Quarterbacks and coaches, after all, often get the glory and the blame.
There are arguments, many of them, to be made on both sides of the current Brady divide. But NBC analyst Rodney Harrison, a former teammate in New England, doesn't believe the heat Brady is taking in New England and elsewhere is justified.
"I don't think it's fair," Harrison told "The Dan Patrick Show" Tuesday. "I think it ultimately comes down to 'team.' A lot of times, quarterbacks, as well as coaches, they get too much credit sometimes. But I don't think Tom should take the heat. He had opportunities to make some plays, and he did. Some guys dropped some balls, that's all part of football. They had opportunities.
"But I think it's just the media's way of saying, 'Finally, we get a chance to say something negative about him. Finally, we get a chance to torch him.'"
Brady wasn't at his best against the Giants, but even if his legacy is erased and he's only as good as his last game, quarterbacks have played far worse in Super Bowls than he did against the Giants and still earned MVP awards (such as his performance in Super Bowl XXXVI).
While defending the dropped pass by teammate Wes Welker during his postgame media session, Brady was the first to suggest no one play cost the Patriots a win. They simply didn't make the plays at the crucial moments of the game.
If the chip on Brady's shoulder is now bigger, Harrison believes he will get another chance to earn his fourth Super Bowl ring based on the way the Patriots are built for the future. The Patriots own the 27th and 31st overall picks in the first round of the 2012 NFL Draft and two others in the second.
"If you're the Patriots, you're in a good situation," Harrison suggested. "You lost to a very, very good team, the hottest team in the NFL coming into the playoffs, coming into the Super Bowl. ... They'll be fine.

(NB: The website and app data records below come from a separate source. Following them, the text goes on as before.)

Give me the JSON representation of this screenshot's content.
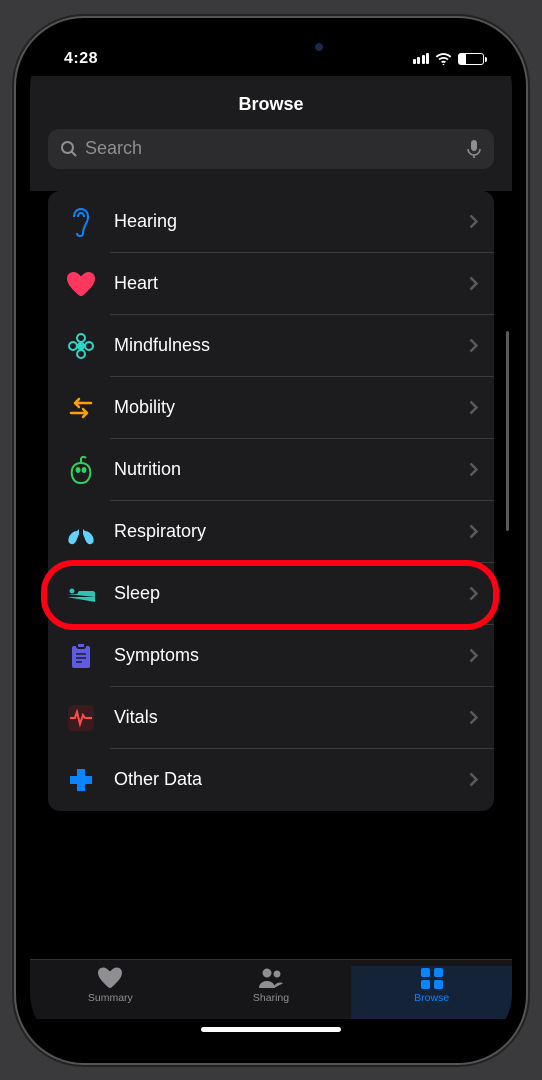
{
  "status": {
    "time": "4:28"
  },
  "header": {
    "title": "Browse"
  },
  "search": {
    "placeholder": "Search"
  },
  "categories": [
    {
      "id": "hearing",
      "label": "Hearing",
      "icon": "ear",
      "color": "#0a84ff"
    },
    {
      "id": "heart",
      "label": "Heart",
      "icon": "heart",
      "color": "#ff375f"
    },
    {
      "id": "mindfulness",
      "label": "Mindfulness",
      "icon": "flower",
      "color": "#66d4cf"
    },
    {
      "id": "mobility",
      "label": "Mobility",
      "icon": "arrows",
      "color": "#ff9f0a"
    },
    {
      "id": "nutrition",
      "label": "Nutrition",
      "icon": "apple",
      "color": "#30d158"
    },
    {
      "id": "respiratory",
      "label": "Respiratory",
      "icon": "lungs",
      "color": "#64d2ff"
    },
    {
      "id": "sleep",
      "label": "Sleep",
      "icon": "bed",
      "color": "#2fc2b5",
      "highlighted": true
    },
    {
      "id": "symptoms",
      "label": "Symptoms",
      "icon": "clipboard",
      "color": "#5e5ce6"
    },
    {
      "id": "vitals",
      "label": "Vitals",
      "icon": "ecg",
      "color": "#ff4d4d"
    },
    {
      "id": "other",
      "label": "Other Data",
      "icon": "plus",
      "color": "#0a84ff"
    }
  ],
  "tabs": [
    {
      "id": "summary",
      "label": "Summary",
      "active": false
    },
    {
      "id": "sharing",
      "label": "Sharing",
      "active": false
    },
    {
      "id": "browse",
      "label": "Browse",
      "active": true
    }
  ]
}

Bill Belichick has positioned this team in a perfect situation so in the next three, four years they'll still have success."